The Human Capital Equation

Impact on the Labor Force

Host countries’ labor forces also feel the impact. Employment opportunities in domestic labor are often jobs that citizens are reluctant or even unwilling to take, leading to a dependence on migrant labor. This has implications for unemployment rates within the native population, as well as the broader allocation of human capital. While it can be a point of contention for labor advocates, there is little doubt that this phenomenon has catalyzed the entry of women into the workforce in host countries, and for many, it has made possible a standard of living that would be unattainable without this support.

Loss of Talent in the Home Nation

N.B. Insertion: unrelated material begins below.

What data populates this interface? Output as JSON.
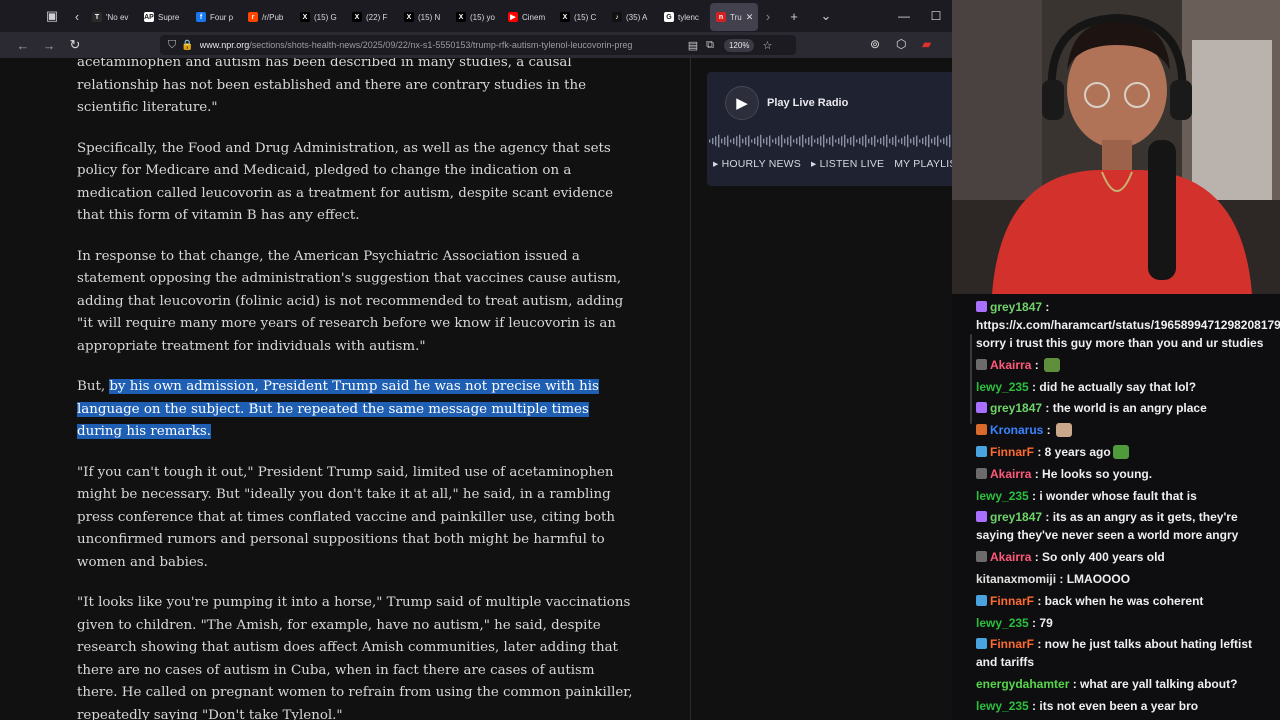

On the flip side, the departure of domestic workers from their home countries translates to a loss of human capital. Countries often invest in the education and training of their citizenry, yet the emigration of skilled workers, including domestic laborers, means these investments leave with them. This phenomenon, often referred to as ‘brain drain’, can hinder the development of sending countries, which may lose individuals who could contribute significantly to their own societies.

Social and Cultural Impact

Integration and Cross-Cultural Exchange

The presence of foreign domestic workers also fosters cross-cultural exchange, which can be invaluable. Host countries experience a blending of traditions and ethos, enriching their social fabric. Meanwhile, workers are often introduced to new customs, technologies, and ways of life that they can bring back to their own communities upon their return. This bilateral sharing of knowledge and experiences lays the groundwork for social and cultural growth in both nations.

Challenges and The Human Cost Behind the Numbers

Yet, the narrative is not entirely one of economic interdependence and mutual prosperity. There are human costs to be reckoned with. Workers often face difficult conditions, long hours, and social isolation. Many endure exploitative employment practices, with little recourse due to their precarious immigration status. These challenges shed a different light on the economic narrative, forcing a deeper reflection on the value we place on the dignity and rights of all workers.

Conclusion

The economic interplay between the host countries and the home nations of foreign domestic workers is multifaceted, affecting labor, remittances, human capital, and culture. While the benefits are often clear and significant, the cost can be high. A balanced approach is key, one that acknowledges the economic value while striving to protect the rights and well-being of the workers who catalyze that value. Only through such a lens can we fully understand and appreciate the profound and often unheralded role of foreign domestic workers in shaping our global economic tapestry.

Author

Lightfoot